DNR cracking down on aquatic invasive species
Weeds, grass and zebra mussels. These are among the list of unwanted guests the Minnesota Department of Natural Resources are trying to avoid boaters taking home with them. They say aquatic invasive species such as zebra mussels poses a huge problem to the overall health of a lake and it’s up to us to help prevent their invasion.
DNR central region enforcement manager, Greg Salo, says, “All of Minnesota is not infested. People need to understand that it’s a very small percentage of lakes realistically. It sounds like a lot because you have big bodies of water. But it’s still worth the fight. There’s a lot of our lakes that are not infested and we have to do our part as citizens to keep them from being infested.”
They say a little bit of care and extra time can prevent the spread of these invasive species.
Ann Pierce, Ecological and Water Resources section manager, says, “It doesn’t take that long to take this responsibility. All you need to do is make sure your boat is clean. You’ve taken off all the aquatic plants and animals. You’ve taken off all the mud. You’ve drained all the water out of your bait buckets; you’ve pulled all the plugs from the back of your boats and any other place where there are plugs. And that you dispose of your bait.”
But making sure just your boat is clean isn’t enough to prevent invasive species from spreading. It takes the lake community to ensure the safety and health of the lake.
Don Lewandowski, boater from Sartell, Minnesota, says, “They didn’t want outside boats coming on that lake, because you’re bringing in, the possibility of bringing in milfoil and mussels, zebra mussels. ”
The DNR says so far this summer they’ve found over 1,300 violations with aquatic plants or animals on their boats or equipment. They say tickets for a violation range between $100 and $500 dollars.
Salo says, “The most common violation we’re seeing is failing to remove the drain plug. And that drain plug has to stay out during transport.
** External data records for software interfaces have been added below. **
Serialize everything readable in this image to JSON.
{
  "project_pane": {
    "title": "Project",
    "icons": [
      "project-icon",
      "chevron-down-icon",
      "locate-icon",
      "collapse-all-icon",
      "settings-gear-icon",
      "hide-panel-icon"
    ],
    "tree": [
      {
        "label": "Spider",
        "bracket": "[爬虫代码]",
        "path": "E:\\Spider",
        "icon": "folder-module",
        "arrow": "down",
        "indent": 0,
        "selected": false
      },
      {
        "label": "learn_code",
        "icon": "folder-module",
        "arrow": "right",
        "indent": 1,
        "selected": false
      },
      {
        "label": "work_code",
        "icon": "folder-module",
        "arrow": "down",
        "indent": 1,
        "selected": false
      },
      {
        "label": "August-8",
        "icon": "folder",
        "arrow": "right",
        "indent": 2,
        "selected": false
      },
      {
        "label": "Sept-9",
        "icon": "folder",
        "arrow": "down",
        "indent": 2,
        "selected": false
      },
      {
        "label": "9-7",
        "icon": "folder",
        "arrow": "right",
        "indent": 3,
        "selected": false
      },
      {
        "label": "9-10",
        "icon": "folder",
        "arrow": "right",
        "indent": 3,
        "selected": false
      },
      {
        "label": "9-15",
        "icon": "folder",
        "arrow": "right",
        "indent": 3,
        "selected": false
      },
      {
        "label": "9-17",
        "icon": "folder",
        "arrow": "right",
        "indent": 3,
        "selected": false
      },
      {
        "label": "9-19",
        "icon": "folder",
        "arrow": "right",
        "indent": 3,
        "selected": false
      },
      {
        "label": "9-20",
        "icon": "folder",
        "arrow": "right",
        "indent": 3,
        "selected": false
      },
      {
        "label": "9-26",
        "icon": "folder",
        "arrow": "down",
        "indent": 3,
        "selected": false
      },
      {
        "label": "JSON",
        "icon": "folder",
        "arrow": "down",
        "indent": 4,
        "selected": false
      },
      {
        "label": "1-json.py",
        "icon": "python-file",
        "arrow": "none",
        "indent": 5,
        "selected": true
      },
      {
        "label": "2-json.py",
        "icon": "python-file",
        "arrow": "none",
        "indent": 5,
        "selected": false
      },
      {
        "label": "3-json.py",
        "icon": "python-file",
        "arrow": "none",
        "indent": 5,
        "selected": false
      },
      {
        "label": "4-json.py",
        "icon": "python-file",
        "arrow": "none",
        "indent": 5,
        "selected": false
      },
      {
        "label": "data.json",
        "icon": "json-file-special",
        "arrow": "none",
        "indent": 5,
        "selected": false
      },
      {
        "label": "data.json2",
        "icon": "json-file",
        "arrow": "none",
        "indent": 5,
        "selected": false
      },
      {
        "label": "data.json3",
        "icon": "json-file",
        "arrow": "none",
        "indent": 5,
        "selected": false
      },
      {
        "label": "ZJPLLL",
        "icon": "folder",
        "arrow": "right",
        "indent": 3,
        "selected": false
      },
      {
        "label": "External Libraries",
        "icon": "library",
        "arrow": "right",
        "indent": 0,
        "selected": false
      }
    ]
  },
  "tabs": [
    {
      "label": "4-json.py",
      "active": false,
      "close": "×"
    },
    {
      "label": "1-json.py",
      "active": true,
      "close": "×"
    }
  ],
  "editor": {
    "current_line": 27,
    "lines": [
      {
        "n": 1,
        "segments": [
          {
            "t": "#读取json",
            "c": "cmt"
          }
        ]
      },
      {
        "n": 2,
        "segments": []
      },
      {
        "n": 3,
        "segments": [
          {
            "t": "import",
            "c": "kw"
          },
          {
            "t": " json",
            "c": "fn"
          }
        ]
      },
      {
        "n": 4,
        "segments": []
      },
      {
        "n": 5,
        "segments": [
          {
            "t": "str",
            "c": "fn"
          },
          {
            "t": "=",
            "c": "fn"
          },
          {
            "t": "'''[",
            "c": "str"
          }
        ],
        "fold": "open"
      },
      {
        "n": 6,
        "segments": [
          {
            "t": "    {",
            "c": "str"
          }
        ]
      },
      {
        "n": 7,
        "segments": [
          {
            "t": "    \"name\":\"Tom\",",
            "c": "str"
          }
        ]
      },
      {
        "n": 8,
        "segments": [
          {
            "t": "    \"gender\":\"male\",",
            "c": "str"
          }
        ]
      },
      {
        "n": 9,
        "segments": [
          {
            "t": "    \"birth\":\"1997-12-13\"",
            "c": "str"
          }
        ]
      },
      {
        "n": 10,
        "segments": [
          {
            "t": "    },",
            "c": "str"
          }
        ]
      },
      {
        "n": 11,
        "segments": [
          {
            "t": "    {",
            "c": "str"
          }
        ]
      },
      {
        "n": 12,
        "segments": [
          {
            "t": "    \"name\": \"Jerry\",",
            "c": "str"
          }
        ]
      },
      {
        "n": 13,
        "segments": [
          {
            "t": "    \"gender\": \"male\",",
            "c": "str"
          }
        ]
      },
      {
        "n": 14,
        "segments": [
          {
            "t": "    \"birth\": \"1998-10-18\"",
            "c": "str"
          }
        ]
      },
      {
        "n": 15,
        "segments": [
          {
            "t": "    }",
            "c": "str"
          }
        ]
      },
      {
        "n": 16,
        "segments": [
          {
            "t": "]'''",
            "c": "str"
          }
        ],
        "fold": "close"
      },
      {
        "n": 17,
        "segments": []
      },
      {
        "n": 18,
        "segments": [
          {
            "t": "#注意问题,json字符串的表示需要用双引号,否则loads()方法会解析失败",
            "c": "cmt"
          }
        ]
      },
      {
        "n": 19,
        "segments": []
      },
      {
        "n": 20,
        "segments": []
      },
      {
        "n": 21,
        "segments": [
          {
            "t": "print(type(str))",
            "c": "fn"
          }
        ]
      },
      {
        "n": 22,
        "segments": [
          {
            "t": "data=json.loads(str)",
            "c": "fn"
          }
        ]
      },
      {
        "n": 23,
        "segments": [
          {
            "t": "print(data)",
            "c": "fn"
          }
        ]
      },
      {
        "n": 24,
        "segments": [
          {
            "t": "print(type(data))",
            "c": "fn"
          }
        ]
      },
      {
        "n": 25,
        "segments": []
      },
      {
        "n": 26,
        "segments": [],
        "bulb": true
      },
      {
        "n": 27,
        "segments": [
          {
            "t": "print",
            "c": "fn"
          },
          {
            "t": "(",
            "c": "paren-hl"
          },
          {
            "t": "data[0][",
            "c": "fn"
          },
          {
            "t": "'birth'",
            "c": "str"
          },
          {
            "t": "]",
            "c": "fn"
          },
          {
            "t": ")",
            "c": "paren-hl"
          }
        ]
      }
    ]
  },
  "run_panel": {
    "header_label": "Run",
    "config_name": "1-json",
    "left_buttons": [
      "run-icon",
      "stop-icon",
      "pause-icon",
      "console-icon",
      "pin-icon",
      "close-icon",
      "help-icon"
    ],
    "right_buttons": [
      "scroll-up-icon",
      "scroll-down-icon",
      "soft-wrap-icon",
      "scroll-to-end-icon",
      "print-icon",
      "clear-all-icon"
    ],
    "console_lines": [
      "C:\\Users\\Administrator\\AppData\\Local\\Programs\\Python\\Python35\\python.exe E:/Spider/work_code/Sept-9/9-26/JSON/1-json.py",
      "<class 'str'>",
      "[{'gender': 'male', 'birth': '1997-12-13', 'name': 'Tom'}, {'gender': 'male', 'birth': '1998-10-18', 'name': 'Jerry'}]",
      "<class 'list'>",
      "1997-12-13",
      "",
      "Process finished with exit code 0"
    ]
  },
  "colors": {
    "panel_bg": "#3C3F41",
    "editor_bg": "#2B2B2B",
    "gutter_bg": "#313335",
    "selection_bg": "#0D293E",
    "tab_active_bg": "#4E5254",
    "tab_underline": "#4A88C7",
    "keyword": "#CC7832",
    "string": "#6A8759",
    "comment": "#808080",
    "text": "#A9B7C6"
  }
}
It was our number one violation last year, it’s our number one violation this year.”
The DNR says Minnesota has 175 bodies of water invested with zebra mussels and most of them have signs indicating they do.
For more information about aquatic invasive species in Minnesota go to DNR’s website: http://www.dnr.state.mn.us/invasives/aquatic/index.html